In the week before the Summer Solstice, a bit earlier than last year, an unaccustomed quiet has settled over the northwest quadrant of the park. The Red-winged Blackbirds have finished their breeding and all except a few females, such as this one above, have flown off. Where they go I do not know. The fennel forest which has sheltered many of their nests has dropped nearly all of last year’s seeds, and the green new shoots of this season are breaking into flower. If the past is a guide, an early crew of males will return in January to scout the site; they will leave and be replaced by others, all checking to see whether the females have arrived yet. When the females do arrive, bird bedlam breaks loose.

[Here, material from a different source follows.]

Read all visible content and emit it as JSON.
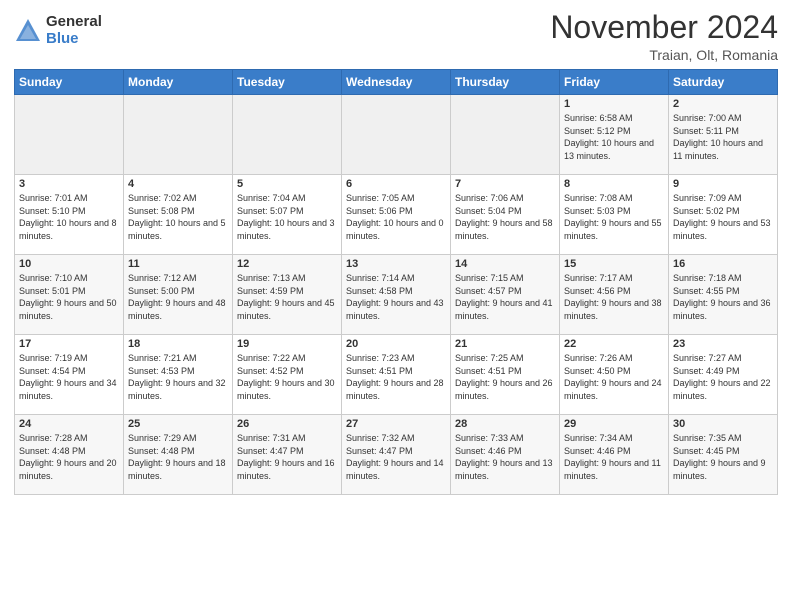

An interesting study done in the early 1970s explored the role of the males’ red shoulder patches (epaulets). The experimenters captured males and covered their epaulets with a permanent black dye, They found that the majority of the blackout males lost their territories to unmodified rival males. But the females didn’t care. They mated as well with the blackout males as with the red ones. Red-winged blackbirds are polyamorous, with both males and females having a number of sexual partners, and most egg clutches having multiple paternities. With the blackbirds, the evolutionary purpose of the red epaulets is not to woo the females but to impress other males. Source.